ONE FOR THE ROAD: In response to an invitation to classic car owners to share their vehicle love stories, more than a dozen car buffs contacted La Jolla Light to be interviewed about their prize possessions. In this series, we present their delightful roadster experiences.
Daniel Månsson, a La Jolla resident and native of Sweden, is what you might call “a classic car flipper.” He takes older cars in good (not perfect) shape, drives them around for a while, restores them and sells them.
“If you’re good at restoring cars, it’s not necessarily an expensive hobby,” he said. “I’ve made money on all my cars, but I do a lot of research and know what I’m getting into. The most difficult thing is when the work that needs to be done isn’t visible right away. The only time you really get into trouble is when you fall in love and want to keep them all.”
Such is the current case. Månsson has two 1960s Chevrolet El Camino classics — one he bought to fix up and sell (but hasn’t done so yet) and the other he plans to keep and drive.
“When I walk into the garage, I see these beautiful El Caminos and know they were built before the Digital Age and before safety requirements went into effect that limit what you can do with a car,” he said. “There is a lot that is not the most practical, but it’s aesthetically amazing. As a creative person and a photographer, I want to be around things that inspire me. It’s like driving a piece of art, especially when the paint is well maintained. It’s a treat to be able to jump into a 50-year-old car.”
While he is working on the El Camino’s presently, in the past, he has worked on a surf van, a ‘70s classic sports car and a vintage truck.
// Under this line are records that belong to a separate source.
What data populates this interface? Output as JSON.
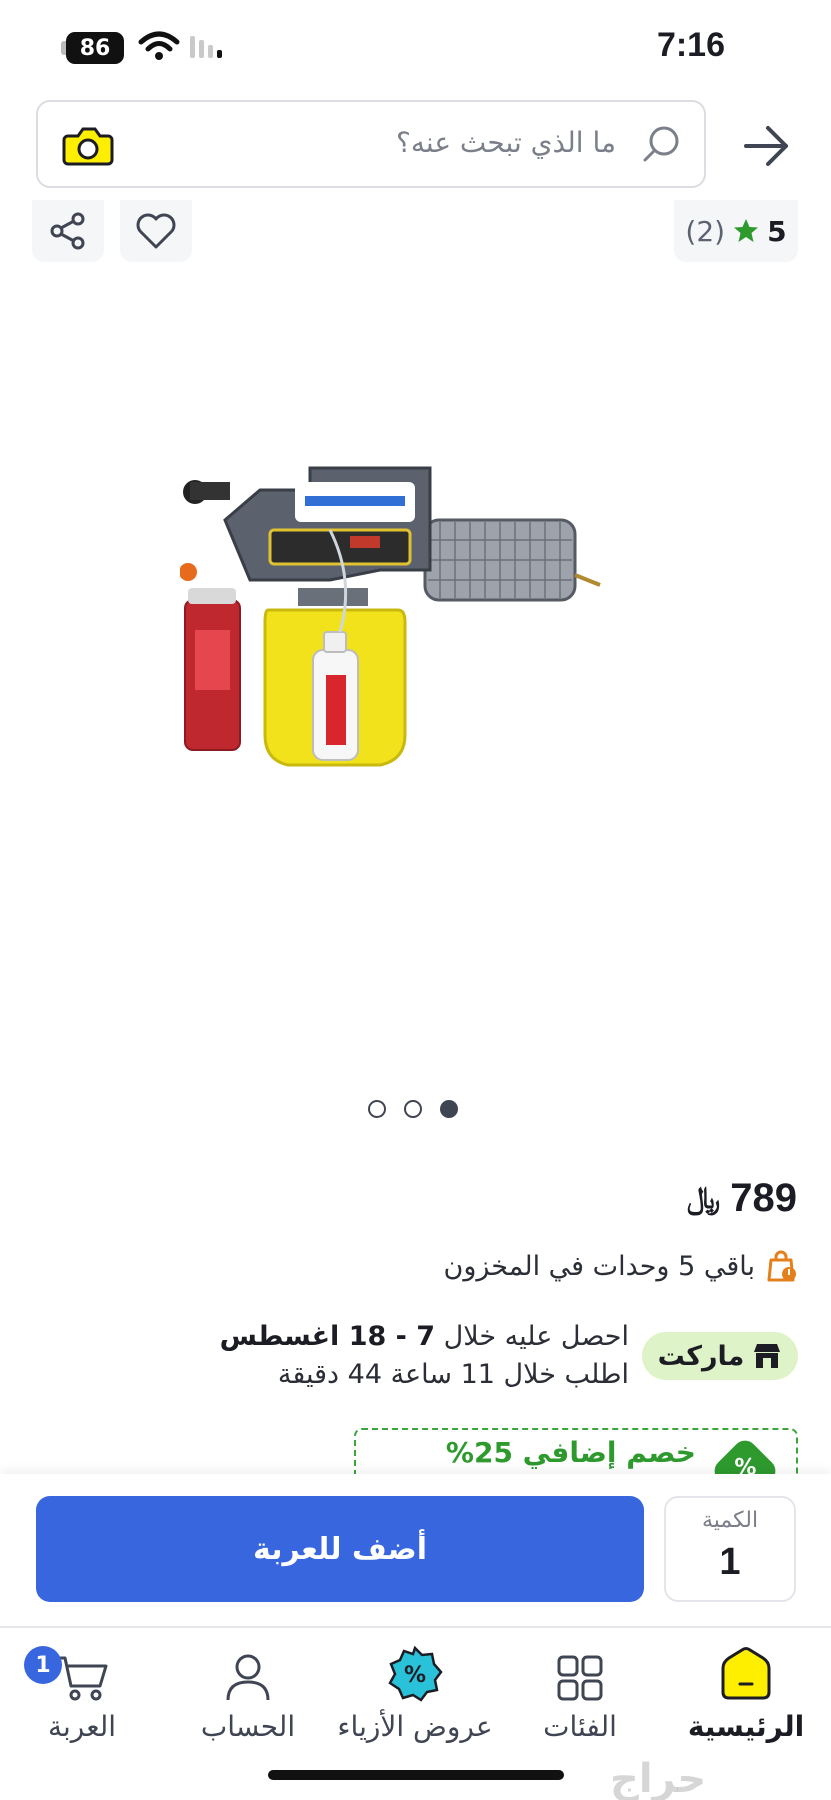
{
  "status_bar": {
    "battery": "86",
    "time": "7:16"
  },
  "search": {
    "placeholder": "ما الذي تبحث عنه؟"
  },
  "rating": {
    "value": "5",
    "count": "(2)"
  },
  "gallery": {
    "dots": 3,
    "active_index": 2
  },
  "product": {
    "price": "789",
    "currency": "﷼",
    "stock_text": "باقي 5 وحدات في المخزون"
  },
  "delivery": {
    "market_label": "ماركت",
    "get_prefix": "احصل عليه خلال ",
    "date_range": "7 - 18 اغسطس",
    "order_within": "اطلب خلال 11 ساعة 44 دقيقة"
  },
  "promo": {
    "text": "خصم إضافي 25%",
    "icon": "%"
  },
  "cart_bar": {
    "add_label": "أضف للعربة",
    "qty_label": "الكمية",
    "qty_value": "1"
  },
  "nav": {
    "home": "الرئيسية",
    "categories": "الفئات",
    "fashion_deals": "عروض الأزياء",
    "account": "الحساب",
    "cart": "العربة",
    "cart_badge": "1"
  },
  "watermark": "حراج",
  "colors": {
    "primary_blue": "#3866df",
    "brand_yellow": "#feee00",
    "promo_green": "#2e9a2e",
    "market_bg": "#dff3c8",
    "star_green": "#2e9a2e"
  }
}
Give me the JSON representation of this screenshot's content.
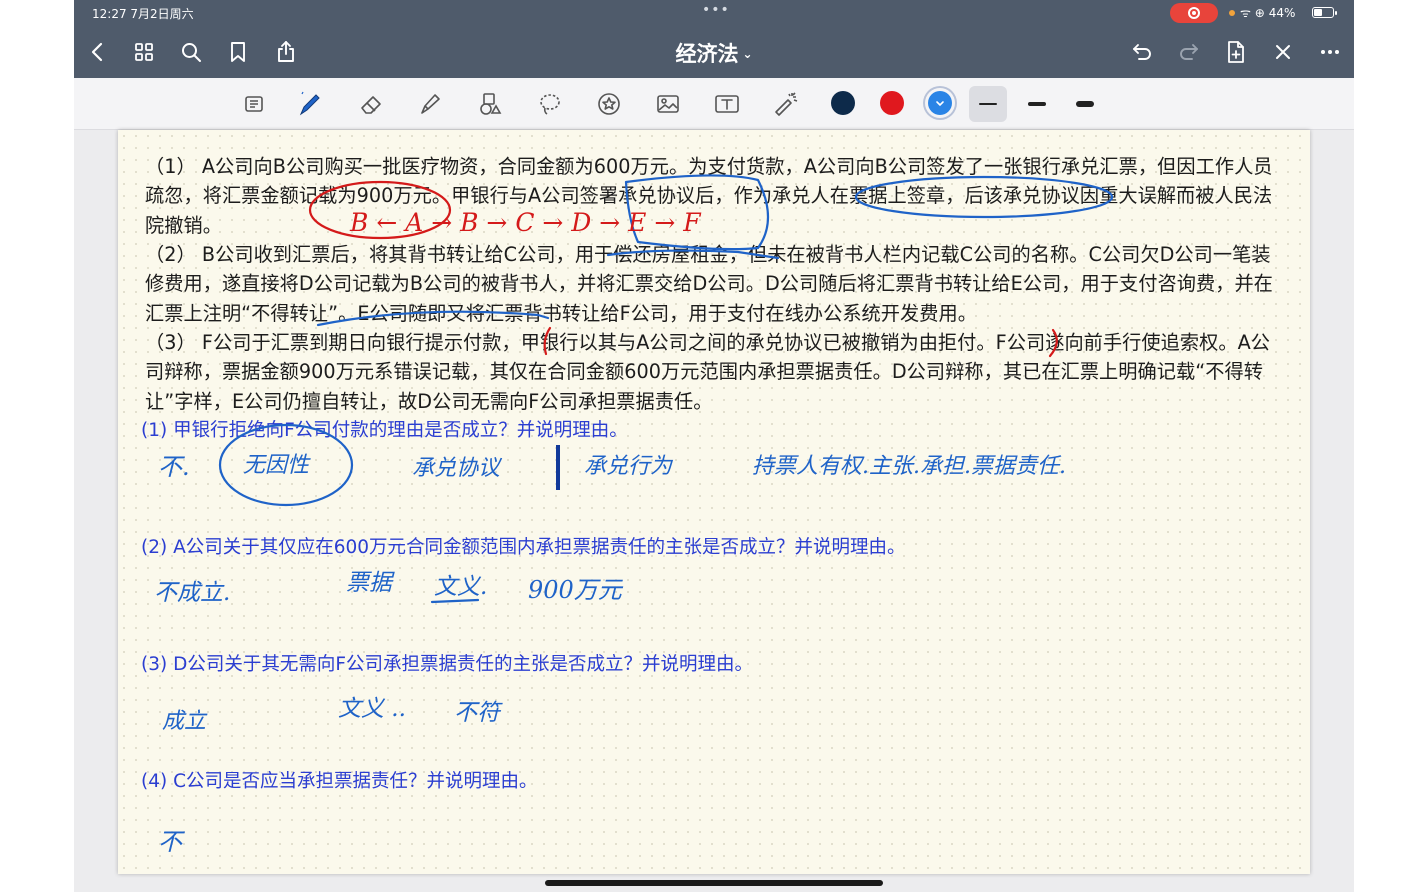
{
  "status_bar": {
    "time": "12:27  7月2日周六",
    "dots": "•••",
    "battery": "44%"
  },
  "nav": {
    "title": "经济法",
    "title_chevron": "⌄"
  },
  "colors": {
    "nav_bg": "#4f5b6b",
    "ink_blue": "#1f63c8",
    "ink_red": "#d41a1a",
    "question_blue": "#2b3ed1",
    "swatch_navy": "#0d2a4a",
    "swatch_red": "#e0181e",
    "swatch_blue": "#2a84e6"
  },
  "toolbar": {
    "tools": [
      "read-mode-icon",
      "pen-icon",
      "eraser-icon",
      "highlighter-icon",
      "shapes-icon",
      "lasso-icon",
      "sticker-icon",
      "image-icon",
      "text-icon",
      "laser-pointer-icon"
    ],
    "selected_tool": "pen-icon",
    "selected_color": "swatch_blue",
    "selected_stroke": "thin"
  },
  "document": {
    "paragraphs": [
      "（1） A公司向B公司购买一批医疗物资，合同金额为600万元。为支付货款，A公司向B公司签发了一张银行承兑汇票，但因工作人员疏忽，将汇票金额记载为900万元。甲银行与A公司签署承兑协议后，作为承兑人在票据上签章，后该承兑协议因重大误解而被人民法院撤销。",
      "（2） B公司收到汇票后，将其背书转让给C公司，用于偿还房屋租金，但未在被背书人栏内记载C公司的名称。C公司欠D公司一笔装修费用，遂直接将D公司记载为B公司的被背书人，并将汇票交给D公司。D公司随后将汇票背书转让给E公司，用于支付咨询费，并在汇票上注明“不得转让”。E公司随即又将汇票背书转让给F公司，用于支付在线办公系统开发费用。",
      "（3） F公司于汇票到期日向银行提示付款，甲银行以其与A公司之间的承兑协议已被撤销为由拒付。F公司遂向前手行使追索权。A公司辩称，票据金额900万元系错误记载，其仅在合同金额600万元范围内承担票据责任。D公司辩称，其已在汇票上明确记载“不得转让”字样，E公司仍擅自转让，故D公司无需向F公司承担票据责任。"
    ],
    "questions": [
      "(1) 甲银行拒绝向F公司付款的理由是否成立？并说明理由。",
      "(2) A公司关于其仅应在600万元合同金额范围内承担票据责任的主张是否成立？并说明理由。",
      "(3) D公司关于其无需向F公司承担票据责任的主张是否成立？并说明理由。",
      "(4) C公司是否应当承担票据责任？并说明理由。"
    ]
  },
  "handwriting": {
    "chain": "B ← A → B → C → D → E → F",
    "a1": [
      "不.",
      "无因性",
      "承兑协议",
      "承兑行为",
      "持票人有权.主张.承担.票据责任."
    ],
    "a2": [
      "不成立.",
      "票据",
      "文义.",
      "900万元"
    ],
    "a3": [
      "成立",
      "文义 ..",
      "不符"
    ],
    "a4": [
      "不"
    ]
  }
}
“I do some of the stuff myself, and though I’m not a big mechanic, I have some idea as to what’s going on,” he explained. “But the amount of time you spend on a vehicle depends on how much you want to learn. Sometimes I toy with it and if I can’t fix something, I’ll take it in. There are two schools of thought: Some people love to do everything themselves, some like to take it in. I’m in the middle.”
Månsson noted that some cars can be purchased for a few thousand dollars but that parts are expensive. Conversely, there are some car parts that are manufactured by the millions and are cheap and accessible.
Another trick he uses is to find cars that are in good shape so there are only minor repairs to make. “I don’t want something brand new. I want something I can use for a while, drive around, take to the beach, put bikes in and enjoy — and not be afraid to ding it. I want it to be well-maintained, but time-accurate. I want it to look good, but if you look up close, you’ll see some marks on it. It doesn’t have to be perfect,” he said.
He joked that his wife, Anissa, wants a ‘50s pickup truck, so that will likely be his next project.
When it comes to finding cars and getting repair tips, Månsson said he does research online, keeps an eye out on the street, and talks to fellow car enthusiasts. “I want to know things, but I’m not a mechanic, so I learn from people I talk with. I’ve met car guys who know a lot about (whatever I’m driving) and can tell me what’s special about it. People are happy when they see my cars, which makes me happy. These vehicles are a door-opener and help introduce me to others in the surf community. I surf, and I like to meet people and talk to people,” he said.
Anissa added, “Especially when he came here from Sweden, he didn’t know anyone and he got to get to know people through his car. Now when he goes surfing at Tourmaline, people always want to come up and talk about it, share stories and so on.” She said she likes to cruise the beach and that having older cars makes every day errands “an event.” She’s no stranger to classic cars — Anissa’s father owned a 1949 Mercury and a few older Corvettes.
Månsson’s interest in classic cars started back home, and grew when he moved to San Diego. “I always liked ‘50s post-war culture — the surf scene, the hotrod culture and the cars that came out of it. There are car festivals in Europe and Sweden, but the roots are here in California,” he said. “For me, classic cars have always run parallel to the surf culture. A lot of my surfing friends are also into older cars. They go hand in hand.
“A lot of people ask about the engine and want to hear how it sounds when I start it. It’s mostly guys who think it’s cool. I like that this is a part of my everyday life.”
Editor’s Note: In response to an invitation to classic car owners to share their vehicle love stories, more than a dozen car buffs contacted La Jolla Light to be interviewed about their prize possessions. In this series, we present their delightful roadster experiences.